(Data records for software interfaces)
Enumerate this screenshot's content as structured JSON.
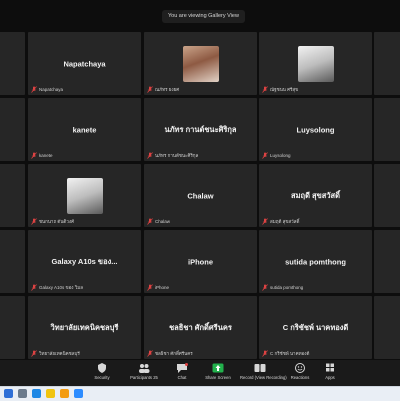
{
  "topbar": {
    "view_badge": "You are viewing Gallery View"
  },
  "tiles": [
    {
      "name": "",
      "footer": "",
      "photo": false
    },
    {
      "name": "Napatchaya",
      "footer": "Napatchaya",
      "photo": false
    },
    {
      "name": "",
      "footer": "ณภัทร ยงยศ",
      "photo": true,
      "photo_palette": "warm"
    },
    {
      "name": "",
      "footer": "ณัฐชนน ศรีสุข",
      "photo": true,
      "photo_palette": "light"
    },
    {
      "name": "",
      "footer": "",
      "photo": false
    },
    {
      "name": "",
      "footer": "",
      "photo": false
    },
    {
      "name": "kanete",
      "footer": "kanete",
      "photo": false
    },
    {
      "name": "นภัทร กานต์ชนะศิริกุล",
      "footer": "นภัทร กานต์ชนะศิริกุล",
      "photo": false
    },
    {
      "name": "Luysolong",
      "footer": "Luysolong",
      "photo": false
    },
    {
      "name": "",
      "footer": "",
      "photo": false
    },
    {
      "name": "",
      "footer": "",
      "photo": false
    },
    {
      "name": "",
      "footer": "ชนกนาถ ตันติวงศ์",
      "photo": true,
      "photo_palette": "light"
    },
    {
      "name": "Chalaw",
      "footer": "Chalaw",
      "photo": false
    },
    {
      "name": "สมฤดี สุขสวัสดิ์",
      "footer": "สมฤดี สุขสวัสดิ์",
      "photo": false
    },
    {
      "name": "",
      "footer": "",
      "photo": false
    },
    {
      "name": "",
      "footer": "",
      "photo": false
    },
    {
      "name": "Galaxy A10s ของ...",
      "footer": "Galaxy A10s ของ วิมล",
      "photo": false
    },
    {
      "name": "iPhone",
      "footer": "iPhone",
      "photo": false
    },
    {
      "name": "sutida pomthong",
      "footer": "sutida pomthong",
      "photo": false
    },
    {
      "name": "",
      "footer": "",
      "photo": false
    },
    {
      "name": "",
      "footer": "",
      "photo": false
    },
    {
      "name": "วิทยาลัยเทคนิคชลบุรี",
      "footer": "วิทยาลัยเทคนิคชลบุรี",
      "photo": false
    },
    {
      "name": "ชลธิชา ศักดิ์ศรีนคร",
      "footer": "ชลธิชา ศักดิ์ศรีนคร",
      "photo": false
    },
    {
      "name": "C กริชัชพ์ นาคทองดี",
      "footer": "C กริชัชพ์ นาคทองดี",
      "photo": false
    },
    {
      "name": "",
      "footer": "",
      "photo": false
    }
  ],
  "toolbar": {
    "security": "Security",
    "participants": "Participants",
    "participants_count": "25",
    "chat": "Chat",
    "chat_count": "5",
    "share_screen": "Share Screen",
    "record": "Record (View Recording)",
    "reactions": "Reactions",
    "apps": "Apps"
  },
  "colors": {
    "tile_bg": "#262626",
    "zoom_bg": "#0d0d0d",
    "share_green": "#22b14c",
    "mic_red": "#e04343"
  }
}
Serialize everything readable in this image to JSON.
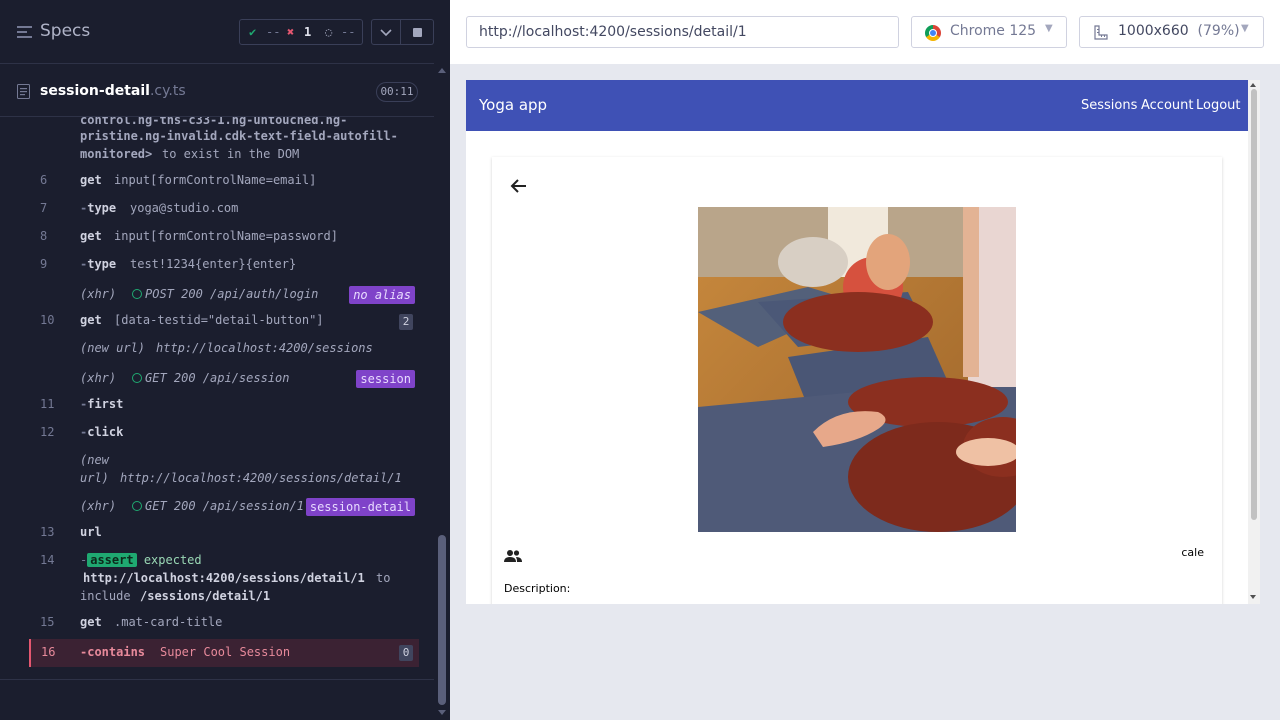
{
  "reporter": {
    "specs_title": "Specs",
    "stats": {
      "passed": "--",
      "failed": "1",
      "pending": "--"
    },
    "file": {
      "name": "session-detail",
      "ext": ".cy.ts",
      "duration": "00:11"
    },
    "log": {
      "overflow_text": [
        "control.ng-tns-c33-1.ng-untouched.ng-",
        "pristine.ng-invalid.cdk-text-field-autofill-",
        "monitored>"
      ],
      "overflow_tail": "to exist in the DOM",
      "cmd6": {
        "num": "6",
        "name": "get",
        "msg": "input[formControlName=email]"
      },
      "cmd7": {
        "num": "7",
        "name": "type",
        "msg": "yoga@studio.com"
      },
      "cmd8": {
        "num": "8",
        "name": "get",
        "msg": "input[formControlName=password]"
      },
      "cmd9": {
        "num": "9",
        "name": "type",
        "msg": "test!1234{enter}{enter}"
      },
      "xhr1": {
        "label": "(xhr)",
        "msg": "POST 200 /api/auth/login",
        "alias": "no alias"
      },
      "cmd10": {
        "num": "10",
        "name": "get",
        "msg": "[data-testid=\"detail-button\"]",
        "count": "2"
      },
      "newurl1": {
        "label": "(new url)",
        "msg": "http://localhost:4200/sessions"
      },
      "xhr2": {
        "label": "(xhr)",
        "msg": "GET 200 /api/session",
        "alias": "session"
      },
      "cmd11": {
        "num": "11",
        "name": "first"
      },
      "cmd12": {
        "num": "12",
        "name": "click"
      },
      "newurl2": {
        "label_a": "(new",
        "label_b": "url)",
        "msg": "http://localhost:4200/sessions/detail/1"
      },
      "xhr3": {
        "label": "(xhr)",
        "msg": "GET 200 /api/session/1",
        "alias": "session-detail"
      },
      "cmd13": {
        "num": "13",
        "name": "url"
      },
      "cmd14": {
        "num": "14",
        "badge": "assert",
        "expected": "expected",
        "url": "http://localhost:4200/sessions/detail/1",
        "to": "to",
        "include": "include",
        "path": "/sessions/detail/1"
      },
      "cmd15": {
        "num": "15",
        "name": "get",
        "msg": ".mat-card-title"
      },
      "cmd16": {
        "num": "16",
        "name": "contains",
        "msg": "Super Cool Session",
        "count": "0"
      }
    }
  },
  "topbar": {
    "url": "http://localhost:4200/sessions/detail/1",
    "browser": "Chrome 125",
    "viewport": "1000x660",
    "viewport_scale": "(79%)"
  },
  "app": {
    "title": "Yoga app",
    "nav": [
      "Sessions",
      "Account",
      "Logout"
    ],
    "card_right_text": "cale",
    "description_label": "Description:"
  },
  "colors": {
    "reporter_bg": "#1b1e2e",
    "fail": "#e45770",
    "pass": "#1fa971",
    "alias_purple": "#7f43c9",
    "app_primary": "#3f51b5"
  },
  "icons": [
    "menu-icon",
    "check-icon",
    "x-icon",
    "spinner-icon",
    "chevron-down-icon",
    "stop-icon",
    "document-icon",
    "chrome-icon",
    "ruler-icon",
    "arrow-back-icon",
    "group-icon"
  ]
}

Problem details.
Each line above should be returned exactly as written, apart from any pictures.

Task output.
Enumerate this screenshot's content as structured JSON.
{
  "topbar": {
    "view_badge": "You are viewing Gallery View"
  },
  "tiles": [
    {
      "name": "",
      "footer": "",
      "photo": false
    },
    {
      "name": "Napatchaya",
      "footer": "Napatchaya",
      "photo": false
    },
    {
      "name": "",
      "footer": "ณภัทร ยงยศ",
      "photo": true,
      "photo_palette": "warm"
    },
    {
      "name": "",
      "footer": "ณัฐชนน ศรีสุข",
      "photo": true,
      "photo_palette": "light"
    },
    {
      "name": "",
      "footer": "",
      "photo": false
    },
    {
      "name": "",
      "footer": "",
      "photo": false
    },
    {
      "name": "kanete",
      "footer": "kanete",
      "photo": false
    },
    {
      "name": "นภัทร กานต์ชนะศิริกุล",
      "footer": "นภัทร กานต์ชนะศิริกุล",
      "photo": false
    },
    {
      "name": "Luysolong",
      "footer": "Luysolong",
      "photo": false
    },
    {
      "name": "",
      "footer": "",
      "photo": false
    },
    {
      "name": "",
      "footer": "",
      "photo": false
    },
    {
      "name": "",
      "footer": "ชนกนาถ ตันติวงศ์",
      "photo": true,
      "photo_palette": "light"
    },
    {
      "name": "Chalaw",
      "footer": "Chalaw",
      "photo": false
    },
    {
      "name": "สมฤดี สุขสวัสดิ์",
      "footer": "สมฤดี สุขสวัสดิ์",
      "photo": false
    },
    {
      "name": "",
      "footer": "",
      "photo": false
    },
    {
      "name": "",
      "footer": "",
      "photo": false
    },
    {
      "name": "Galaxy A10s ของ...",
      "footer": "Galaxy A10s ของ วิมล",
      "photo": false
    },
    {
      "name": "iPhone",
      "footer": "iPhone",
      "photo": false
    },
    {
      "name": "sutida pomthong",
      "footer": "sutida pomthong",
      "photo": false
    },
    {
      "name": "",
      "footer": "",
      "photo": false
    },
    {
      "name": "",
      "footer": "",
      "photo": false
    },
    {
      "name": "วิทยาลัยเทคนิคชลบุรี",
      "footer": "วิทยาลัยเทคนิคชลบุรี",
      "photo": false
    },
    {
      "name": "ชลธิชา ศักดิ์ศรีนคร",
      "footer": "ชลธิชา ศักดิ์ศรีนคร",
      "photo": false
    },
    {
      "name": "C กริชัชพ์ นาคทองดี",
      "footer": "C กริชัชพ์ นาคทองดี",
      "photo": false
    },
    {
      "name": "",
      "footer": "",
      "photo": false
    }
  ],
  "toolbar": {
    "security": "Security",
    "participants": "Participants",
    "participants_count": "25",
    "chat": "Chat",
    "chat_count": "5",
    "share_screen": "Share Screen",
    "record": "Record (View Recording)",
    "reactions": "Reactions",
    "apps": "Apps"
  },
  "colors": {
    "tile_bg": "#262626",
    "zoom_bg": "#0d0d0d",
    "share_green": "#22b14c",
    "mic_red": "#e04343"
  }
}
Serialize everything readable in this image to JSON.
{
  "reporter": {
    "specs_title": "Specs",
    "stats": {
      "passed": "--",
      "failed": "1",
      "pending": "--"
    },
    "file": {
      "name": "session-detail",
      "ext": ".cy.ts",
      "duration": "00:11"
    },
    "log": {
      "overflow_text": [
        "control.ng-tns-c33-1.ng-untouched.ng-",
        "pristine.ng-invalid.cdk-text-field-autofill-",
        "monitored>"
      ],
      "overflow_tail": "to exist in the DOM",
      "cmd6": {
        "num": "6",
        "name": "get",
        "msg": "input[formControlName=email]"
      },
      "cmd7": {
        "num": "7",
        "name": "type",
        "msg": "yoga@studio.com"
      },
      "cmd8": {
        "num": "8",
        "name": "get",
        "msg": "input[formControlName=password]"
      },
      "cmd9": {
        "num": "9",
        "name": "type",
        "msg": "test!1234{enter}{enter}"
      },
      "xhr1": {
        "label": "(xhr)",
        "msg": "POST 200 /api/auth/login",
        "alias": "no alias"
      },
      "cmd10": {
        "num": "10",
        "name": "get",
        "msg": "[data-testid=\"detail-button\"]",
        "count": "2"
      },
      "newurl1": {
        "label": "(new url)",
        "msg": "http://localhost:4200/sessions"
      },
      "xhr2": {
        "label": "(xhr)",
        "msg": "GET 200 /api/session",
        "alias": "session"
      },
      "cmd11": {
        "num": "11",
        "name": "first"
      },
      "cmd12": {
        "num": "12",
        "name": "click"
      },
      "newurl2": {
        "label_a": "(new",
        "label_b": "url)",
        "msg": "http://localhost:4200/sessions/detail/1"
      },
      "xhr3": {
        "label": "(xhr)",
        "msg": "GET 200 /api/session/1",
        "alias": "session-detail"
      },
      "cmd13": {
        "num": "13",
        "name": "url"
      },
      "cmd14": {
        "num": "14",
        "badge": "assert",
        "expected": "expected",
        "url": "http://localhost:4200/sessions/detail/1",
        "to": "to",
        "include": "include",
        "path": "/sessions/detail/1"
      },
      "cmd15": {
        "num": "15",
        "name": "get",
        "msg": ".mat-card-title"
      },
      "cmd16": {
        "num": "16",
        "name": "contains",
        "msg": "Super Cool Session",
        "count": "0"
      }
    }
  },
  "topbar": {
    "url": "http://localhost:4200/sessions/detail/1",
    "browser": "Chrome 125",
    "viewport": "1000x660",
    "viewport_scale": "(79%)"
  },
  "app": {
    "title": "Yoga app",
    "nav": [
      "Sessions",
      "Account",
      "Logout"
    ],
    "card_right_text": "cale",
    "description_label": "Description:"
  },
  "colors": {
    "reporter_bg": "#1b1e2e",
    "fail": "#e45770",
    "pass": "#1fa971",
    "alias_purple": "#7f43c9",
    "app_primary": "#3f51b5"
  },
  "icons": [
    "menu-icon",
    "check-icon",
    "x-icon",
    "spinner-icon",
    "chevron-down-icon",
    "stop-icon",
    "document-icon",
    "chrome-icon",
    "ruler-icon",
    "arrow-back-icon",
    "group-icon"
  ]
}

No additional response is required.